Hand injuries may seem like a small thing, but some of them can be significant and permanent. While we continuously improve the safety of the working environment at Cargotec with, for example, new tools and safer design, our key tool is training, training, training.
“Our approach is ‘train, involve, repeat’,” says Anne Sheridan, Health and Safety Manager at Hiab’s assembly site in Dundalk, Ireland. “It’s not enough to train someone once — we need to make it relevant and involve employees in defining what actually is relevant. Then we repeat. For example, we’ve carried out hand safety campaigns that were quite successful, and we are planning to do another one in 2023.”
The end goal of safety training is for safe behaviours to become something you just do without thinking.
“We are not quite there yet at Dundalk,” says Anne. “But people now view safety as something they want to do, instead of something they have to do. That’s good progress, but we still have work to do. For example, I’d like to see people report near misses more. Learning from these cases, such as when a component falls and just barely misses your hand, can prevent an actual accident in the future - to you or people around you.”
Safety, inclusion and good leadership go hand-in-hand

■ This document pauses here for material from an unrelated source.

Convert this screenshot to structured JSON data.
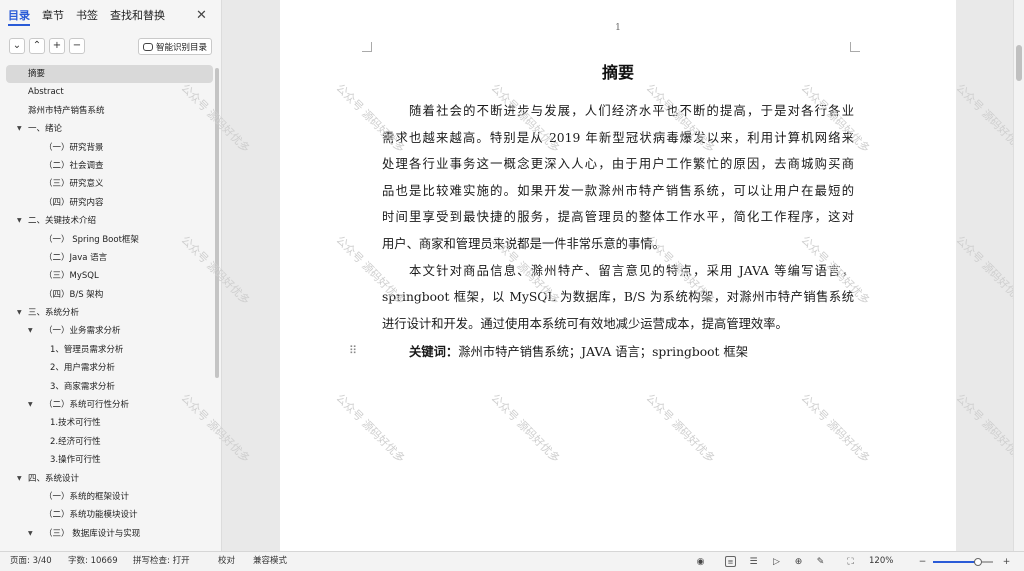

It is essential that top management is committed to safety, and at Cargotec this has been the case for a long time. On the other hand, the closer a manager is to the “floor”, the more powerful the message becomes. To build a solid safety culture, it is also crucial that line managers, top leaders and everyone in between act as role models for safe behaviour.
“At Dundalk, our operations director shows interest in what people are doing and how they’re doing it by, for example, participating in our safety walks,” says Anne. “But our line managers are the ones with their finger on the pulse. We encourage them to talk to people and figure out together how to do things more safely. When people feel listened to and included, they tend to be more committed.”
At Cargotec, we are committed to making safety an integrated part of how we operate. For example, our R&D function considers ergonomics and hand safety when they design new equipment: how operators move around the equipment and how to ensure the machinery is assembled in an effective, ergonomic and safe way.
“It starts with design; how to design equipment that creates a safe working environment for assembly workers and operators but also the mechanics who service and maintain the machinery,” says Karin Olofsson Ryman. “But it doesn’t end there. Building a safety culture is a never-ending effort where continuous training, communication and reporting are key. Every scratch and every bruise is one too many, and we are all responsible for creating a safe working environment for ourselves, our colleagues and our customers. ”